--- Your assignment ---
Output the data once more, exactly as given.

--- Extracted entries ---
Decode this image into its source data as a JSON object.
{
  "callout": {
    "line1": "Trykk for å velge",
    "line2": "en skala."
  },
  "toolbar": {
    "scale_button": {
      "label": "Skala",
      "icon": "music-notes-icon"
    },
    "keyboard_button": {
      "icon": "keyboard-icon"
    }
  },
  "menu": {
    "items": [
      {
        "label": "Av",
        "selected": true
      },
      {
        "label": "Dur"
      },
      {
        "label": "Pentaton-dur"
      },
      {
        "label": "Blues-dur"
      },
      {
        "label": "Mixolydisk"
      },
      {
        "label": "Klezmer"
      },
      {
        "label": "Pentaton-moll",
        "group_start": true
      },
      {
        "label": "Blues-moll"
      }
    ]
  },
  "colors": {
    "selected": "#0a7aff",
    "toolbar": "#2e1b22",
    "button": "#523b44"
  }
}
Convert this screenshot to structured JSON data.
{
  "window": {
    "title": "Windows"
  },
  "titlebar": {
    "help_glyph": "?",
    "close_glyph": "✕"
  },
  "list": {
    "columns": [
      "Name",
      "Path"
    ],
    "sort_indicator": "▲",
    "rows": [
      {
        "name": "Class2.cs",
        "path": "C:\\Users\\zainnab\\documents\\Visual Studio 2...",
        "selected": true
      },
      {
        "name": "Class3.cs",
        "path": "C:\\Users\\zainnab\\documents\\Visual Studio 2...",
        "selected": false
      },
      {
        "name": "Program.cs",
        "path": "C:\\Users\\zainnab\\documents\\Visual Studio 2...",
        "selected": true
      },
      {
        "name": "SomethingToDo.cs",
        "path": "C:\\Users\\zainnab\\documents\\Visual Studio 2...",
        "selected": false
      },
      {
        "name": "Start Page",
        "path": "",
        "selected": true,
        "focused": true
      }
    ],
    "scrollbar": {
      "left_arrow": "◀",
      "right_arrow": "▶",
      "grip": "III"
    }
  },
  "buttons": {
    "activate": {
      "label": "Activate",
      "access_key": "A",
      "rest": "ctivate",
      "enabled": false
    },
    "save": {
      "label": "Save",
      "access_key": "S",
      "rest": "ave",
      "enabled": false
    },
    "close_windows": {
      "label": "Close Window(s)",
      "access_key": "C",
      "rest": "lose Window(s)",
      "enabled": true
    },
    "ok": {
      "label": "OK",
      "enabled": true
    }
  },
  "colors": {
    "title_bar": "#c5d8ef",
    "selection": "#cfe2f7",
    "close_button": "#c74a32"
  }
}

--- Solution to this problem ---
Decode this image into its source data as a JSON object.
{
  "callout": {
    "line1": "Trykk for å velge",
    "line2": "en skala."
  },
  "toolbar": {
    "scale_button": {
      "label": "Skala",
      "icon": "music-notes-icon"
    },
    "keyboard_button": {
      "icon": "keyboard-icon"
    }
  },
  "menu": {
    "items": [
      {
        "label": "Av",
        "selected": true
      },
      {
        "label": "Dur"
      },
      {
        "label": "Pentaton-dur"
      },
      {
        "label": "Blues-dur"
      },
      {
        "label": "Mixolydisk"
      },
      {
        "label": "Klezmer"
      },
      {
        "label": "Pentaton-moll",
        "group_start": true
      },
      {
        "label": "Blues-moll"
      }
    ]
  },
  "colors": {
    "selected": "#0a7aff",
    "toolbar": "#2e1b22",
    "button": "#523b44"
  }
}
Convert this screenshot to structured JSON data.
{
  "window": {
    "title": "Windows"
  },
  "titlebar": {
    "help_glyph": "?",
    "close_glyph": "✕"
  },
  "list": {
    "columns": [
      "Name",
      "Path"
    ],
    "sort_indicator": "▲",
    "rows": [
      {
        "name": "Class2.cs",
        "path": "C:\\Users\\zainnab\\documents\\Visual Studio 2...",
        "selected": true
      },
      {
        "name": "Class3.cs",
        "path": "C:\\Users\\zainnab\\documents\\Visual Studio 2...",
        "selected": false
      },
      {
        "name": "Program.cs",
        "path": "C:\\Users\\zainnab\\documents\\Visual Studio 2...",
        "selected": true
      },
      {
        "name": "SomethingToDo.cs",
        "path": "C:\\Users\\zainnab\\documents\\Visual Studio 2...",
        "selected": false
      },
      {
        "name": "Start Page",
        "path": "",
        "selected": true,
        "focused": true
      }
    ],
    "scrollbar": {
      "left_arrow": "◀",
      "right_arrow": "▶",
      "grip": "III"
    }
  },
  "buttons": {
    "activate": {
      "label": "Activate",
      "access_key": "A",
      "rest": "ctivate",
      "enabled": false
    },
    "save": {
      "label": "Save",
      "access_key": "S",
      "rest": "ave",
      "enabled": false
    },
    "close_windows": {
      "label": "Close Window(s)",
      "access_key": "C",
      "rest": "lose Window(s)",
      "enabled": true
    },
    "ok": {
      "label": "OK",
      "enabled": true
    }
  },
  "colors": {
    "title_bar": "#c5d8ef",
    "selection": "#cfe2f7",
    "close_button": "#c74a32"
  }
}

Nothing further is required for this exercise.